Fickle Spring

A drizzly, grey second day of spring. I've just come from Pilates class, followed by half-an-hour of stationary bike at the gym around the corner (trying to work off my caloric intake over the long weekend). I was the only one at the gym aside from Yolanda, the woman who sits at a desk all day checking in customers while she knits or does crossword puzzles. I watched a Tom Hanks movie with no sound or subtitles while I cycled and tried to ignore the blaring music and ads on the gym radio. Back to city reality.
The days were warmish and pleasant at the coast. It took me a while to quiet my mind and listen to the sound of the waves just below our apartment, a gentle lapping on this large bay. I couldn’t wait to get out! While hubby jogged, I walked along the road bordering the shore to an area with large rocks and crashing breakers. On the other side of the road I was faced with “ocean view” apartment towers built on what were once sloping dunes.
I kept my eyes focused on the ever-moving teal blue sea and foamy breakers, watching for wildlife. A plethora of gliding pelicans (their open beaks reminded me of Edward Scissor-Hands) and raucous seagulls whose chest feathers were the absolute essence of white. Then…I spotted a species of bird I’d never seen before and pulled out my binoculars. It was spectacular. Excited, I waited for hubby to run by to show him, regretting our field guide was back in the city. Only back home did I learn its name: Inca tern.

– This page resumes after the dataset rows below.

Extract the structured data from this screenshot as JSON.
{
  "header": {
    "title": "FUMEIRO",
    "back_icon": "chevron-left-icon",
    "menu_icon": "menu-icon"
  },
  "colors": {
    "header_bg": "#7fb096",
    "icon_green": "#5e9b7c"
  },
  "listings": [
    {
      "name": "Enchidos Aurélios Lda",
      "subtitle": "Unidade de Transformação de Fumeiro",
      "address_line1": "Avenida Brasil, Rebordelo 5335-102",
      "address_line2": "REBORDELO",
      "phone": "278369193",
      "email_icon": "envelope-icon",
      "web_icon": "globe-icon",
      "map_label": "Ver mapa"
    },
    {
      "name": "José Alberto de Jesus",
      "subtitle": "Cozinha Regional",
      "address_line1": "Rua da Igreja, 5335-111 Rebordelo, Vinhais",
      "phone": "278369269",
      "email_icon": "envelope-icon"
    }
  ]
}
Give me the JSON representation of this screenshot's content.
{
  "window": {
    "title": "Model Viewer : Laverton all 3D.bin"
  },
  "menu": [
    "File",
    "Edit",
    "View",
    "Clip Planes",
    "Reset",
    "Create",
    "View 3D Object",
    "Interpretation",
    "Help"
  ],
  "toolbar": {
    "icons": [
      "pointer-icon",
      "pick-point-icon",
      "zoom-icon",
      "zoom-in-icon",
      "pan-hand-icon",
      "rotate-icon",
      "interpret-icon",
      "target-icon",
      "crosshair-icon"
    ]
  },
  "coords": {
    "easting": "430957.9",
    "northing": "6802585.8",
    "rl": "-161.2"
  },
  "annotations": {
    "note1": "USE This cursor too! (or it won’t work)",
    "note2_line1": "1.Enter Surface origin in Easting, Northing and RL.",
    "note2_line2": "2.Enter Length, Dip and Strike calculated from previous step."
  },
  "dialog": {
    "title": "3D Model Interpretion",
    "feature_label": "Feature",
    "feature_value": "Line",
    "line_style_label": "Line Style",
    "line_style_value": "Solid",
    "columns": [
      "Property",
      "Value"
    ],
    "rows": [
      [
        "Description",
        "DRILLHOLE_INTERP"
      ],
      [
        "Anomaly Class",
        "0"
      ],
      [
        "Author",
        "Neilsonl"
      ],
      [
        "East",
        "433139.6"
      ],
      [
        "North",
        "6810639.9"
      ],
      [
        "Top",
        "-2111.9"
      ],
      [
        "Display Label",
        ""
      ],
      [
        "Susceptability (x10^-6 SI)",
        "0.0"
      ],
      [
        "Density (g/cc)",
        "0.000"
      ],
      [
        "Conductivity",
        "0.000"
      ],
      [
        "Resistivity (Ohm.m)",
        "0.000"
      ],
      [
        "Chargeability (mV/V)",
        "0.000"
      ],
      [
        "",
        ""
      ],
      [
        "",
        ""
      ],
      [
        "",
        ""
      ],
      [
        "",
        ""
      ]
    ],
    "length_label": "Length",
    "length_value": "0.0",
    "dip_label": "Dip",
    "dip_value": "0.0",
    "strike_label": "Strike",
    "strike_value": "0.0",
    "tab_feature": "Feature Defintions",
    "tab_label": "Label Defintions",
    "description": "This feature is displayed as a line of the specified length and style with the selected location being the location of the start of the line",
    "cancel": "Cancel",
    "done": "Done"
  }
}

Along the road, I stopped to photograph an “animita”, a small shrine built in memory of someone who died here. Chilean roadsides are populated by these shrines, bedecked with flowers (plastic and live) and inscriptions. I regretted later that I didn't photograph the stand offering bundles of seaweed for sale, a traditional ingredient for stews.

After at least a year without an ocean visit, I was on a wildlife roll, spotting two sea otters, my first sighting in that populated stretch of coastline. On my return, I walked briskly, on a high, breathing in the sea air as it brushed my face. That was what I had come for.

Wednesday, September 10, 2014

September in the Air

September is my favorite month here, filled with hope and promises. My camellias, azaleas and freesias are bursting forth, tender leaves budding and Chilean flags blooming. Next week is Independence Week; supermarkets are gaily decorated with red, white and blue buntings, while the catchy rhythms of the cueca have me humming along. The 17th and the 18th, the official holidays, fall on Thursday and Friday, making a welcome long weekend. At least half of the city’s inhabitants will head out of town, including hubby and me. We’ve been lent an apartment at the coast, which has me excited as I can’t remember the last time I’ve seen the sea here. There’s one big drawback though – everyone else will be headed that way as well. I try not to think about the snaking lines of traffic we’ll face along the narrow coast road.
I look forward to long walks on the cliff bordering the breakers, the tangy sea air and sightings of gliding lines of pelicans. I hope I can convince hubby to brave the traffic to go to Valparaiso, whose narrow lanes lined with bright murals, hilly stairways and creaking funiculars promise surprise and creative inspiration. Maybe we can stop at the Dissidents’ Cemetery where I want to search for Scottish immigrant ancestors.

 After grey winter months spent mostly at the computer, I need a change of scene to stimulate my creative juices. What better place than the ocean and Valparaiso? I’ll take a notebook along.